What’s interesting is how the game is able to make an artist out of anyone. Where Dreams comes with a steep learning curve and boundless ambition, this sophomore effort is almost the exact opposite; you’re more restricted in the kind of artwork that you can create, but everything you do is going to look absolutely gorgeous – even if the absence of HDR is a head scratcher of an omission.
It’s neat because the developer’s managed to make the act of painting extremely rewarding. If you want to add some glittery trees to your scenes, for example, then you’ll draw a line across the so-called concrete; seeds will then drop from your paintbrush and flourish into a beautiful forest. You can even set the direction of flowers and the size of suns – it’s all very tactile.
While the initial objective is simply to paint in order to illuminate old fairy lamps, you’ll later encounter walls infected by a kind of rot, and this is where your genies come in. Monsters can be designed, with tendrils and teeth added as you desire. Once brought to life, these ethereal beings will follow you around, and creating the kind of scenes they like will reward you with Super Paint.
You can then use this supercharged substance to clear away any mould, and conclude your decorating mission. While there’s no obligation to paint pretty pictures, it’s quite surprising how compulsive it can be to get things looking just right; we’re not sure how long this will remain compelling for, but the developer does have a couple of tricks up its sleeve.
There’s one major twist that we’ll touch upon imminently, but it’s worth mentioning that puzzles have been added to mix things up. Red genies, for example, can be leveraged to burn away objects in the real world, so when you need to remove a tarpaulin from a conveniently climbable cart of boxes, you can use your ethereal allies to your advantage.
The game feels very Sony because there’s a surprising amount of cinematic ambition on display.
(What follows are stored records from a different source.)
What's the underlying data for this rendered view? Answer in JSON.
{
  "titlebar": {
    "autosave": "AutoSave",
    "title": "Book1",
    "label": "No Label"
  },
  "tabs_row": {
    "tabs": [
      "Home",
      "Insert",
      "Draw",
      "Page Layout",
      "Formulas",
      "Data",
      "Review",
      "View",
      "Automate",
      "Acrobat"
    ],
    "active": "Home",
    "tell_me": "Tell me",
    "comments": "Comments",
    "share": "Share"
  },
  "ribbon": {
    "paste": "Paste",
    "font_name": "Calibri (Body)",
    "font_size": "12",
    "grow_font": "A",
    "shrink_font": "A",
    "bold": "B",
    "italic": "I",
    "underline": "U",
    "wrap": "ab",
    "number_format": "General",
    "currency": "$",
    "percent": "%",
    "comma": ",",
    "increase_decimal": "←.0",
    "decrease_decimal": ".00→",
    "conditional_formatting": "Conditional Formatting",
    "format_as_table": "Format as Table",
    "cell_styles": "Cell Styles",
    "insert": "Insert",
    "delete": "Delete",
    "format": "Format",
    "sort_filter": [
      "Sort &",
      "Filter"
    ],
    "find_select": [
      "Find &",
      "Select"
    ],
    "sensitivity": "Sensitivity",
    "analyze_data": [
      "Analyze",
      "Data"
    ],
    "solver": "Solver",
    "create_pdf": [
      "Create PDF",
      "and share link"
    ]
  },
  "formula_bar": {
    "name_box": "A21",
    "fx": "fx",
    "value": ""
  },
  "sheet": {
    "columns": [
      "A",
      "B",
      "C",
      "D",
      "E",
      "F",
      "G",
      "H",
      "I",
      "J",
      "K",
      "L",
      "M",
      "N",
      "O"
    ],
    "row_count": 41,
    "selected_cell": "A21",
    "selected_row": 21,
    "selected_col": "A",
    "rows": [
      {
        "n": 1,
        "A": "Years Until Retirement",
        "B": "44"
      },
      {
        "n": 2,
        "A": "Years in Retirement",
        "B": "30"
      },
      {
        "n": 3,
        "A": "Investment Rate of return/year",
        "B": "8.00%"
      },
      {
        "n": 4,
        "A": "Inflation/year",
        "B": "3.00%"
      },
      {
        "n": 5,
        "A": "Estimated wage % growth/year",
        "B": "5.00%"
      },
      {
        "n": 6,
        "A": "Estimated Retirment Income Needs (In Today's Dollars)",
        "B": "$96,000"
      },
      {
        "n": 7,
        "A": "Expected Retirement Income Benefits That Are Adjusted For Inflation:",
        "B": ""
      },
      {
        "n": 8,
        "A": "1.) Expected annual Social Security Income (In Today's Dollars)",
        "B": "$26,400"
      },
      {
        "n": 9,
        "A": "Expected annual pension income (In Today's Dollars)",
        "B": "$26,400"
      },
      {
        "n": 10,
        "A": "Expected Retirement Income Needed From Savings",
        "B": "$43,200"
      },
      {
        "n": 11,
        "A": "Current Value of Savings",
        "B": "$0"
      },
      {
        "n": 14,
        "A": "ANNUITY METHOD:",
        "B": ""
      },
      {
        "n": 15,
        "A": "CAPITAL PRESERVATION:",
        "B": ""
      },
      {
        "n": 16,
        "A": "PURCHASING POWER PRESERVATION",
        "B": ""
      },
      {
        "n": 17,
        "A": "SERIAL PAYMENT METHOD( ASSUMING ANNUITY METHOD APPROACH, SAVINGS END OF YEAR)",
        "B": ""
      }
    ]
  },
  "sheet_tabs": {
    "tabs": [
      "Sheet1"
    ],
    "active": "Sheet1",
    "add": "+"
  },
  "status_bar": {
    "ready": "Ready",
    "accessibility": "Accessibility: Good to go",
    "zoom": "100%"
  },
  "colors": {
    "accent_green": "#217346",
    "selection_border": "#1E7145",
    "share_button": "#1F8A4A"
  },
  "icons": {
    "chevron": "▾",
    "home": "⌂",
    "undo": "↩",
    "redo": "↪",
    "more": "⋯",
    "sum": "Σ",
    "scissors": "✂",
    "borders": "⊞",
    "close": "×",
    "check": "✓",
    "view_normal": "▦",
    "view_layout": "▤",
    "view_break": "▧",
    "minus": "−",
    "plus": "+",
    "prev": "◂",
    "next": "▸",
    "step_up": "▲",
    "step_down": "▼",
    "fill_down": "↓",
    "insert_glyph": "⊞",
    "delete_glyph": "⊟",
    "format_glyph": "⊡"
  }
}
This is not simply a sandbox that you paint, as perhaps many originally envisioned; there are stop motion-inspired cutscenes and big set-piece moments – in fact, there's even some straightforward scrambling, which owes its existence to Nathan Drake.
But the biggest surprise comes in the form of combat. We only got to play one level of the PS4 exclusive’s airbrush tinted action, but it seems superbly slick and a much-needed change of pace from the title’s underlying artistic efforts. Battling against evil genies, you’ll glide effortlessly around using your brush as a kind of makeshift magic broomstick, tossing out paint in the direction of your foes.
It does feel a teensy bit bullet-spongey, as you whittle down armour before being able to attack the adversary inside it, but there’s definite potential here as the campaign matures. Looking at the control sheet provided to us during our hands on, it seems there will be different types of attack that you’ll unlock, and we’d assume these will play into multifaceted encounters.
For now, though, we're satisfied knowing that there's more than meets the eye here. This is a bold production compared to the developer’s previous effort, the misunderstood Entwined, and that somewhat surprised us. PixelOpus has said that its ambition is to make imaginative and beautiful games with heart, and it’s comfortably living up to its mantra with this attempt.
Will you be wielding a magic paint brush and exploring your inner Neil Buchanan when Concrete Genie launches on 8th October in North America and 9th October in Europe? Make your mark in the comments section below.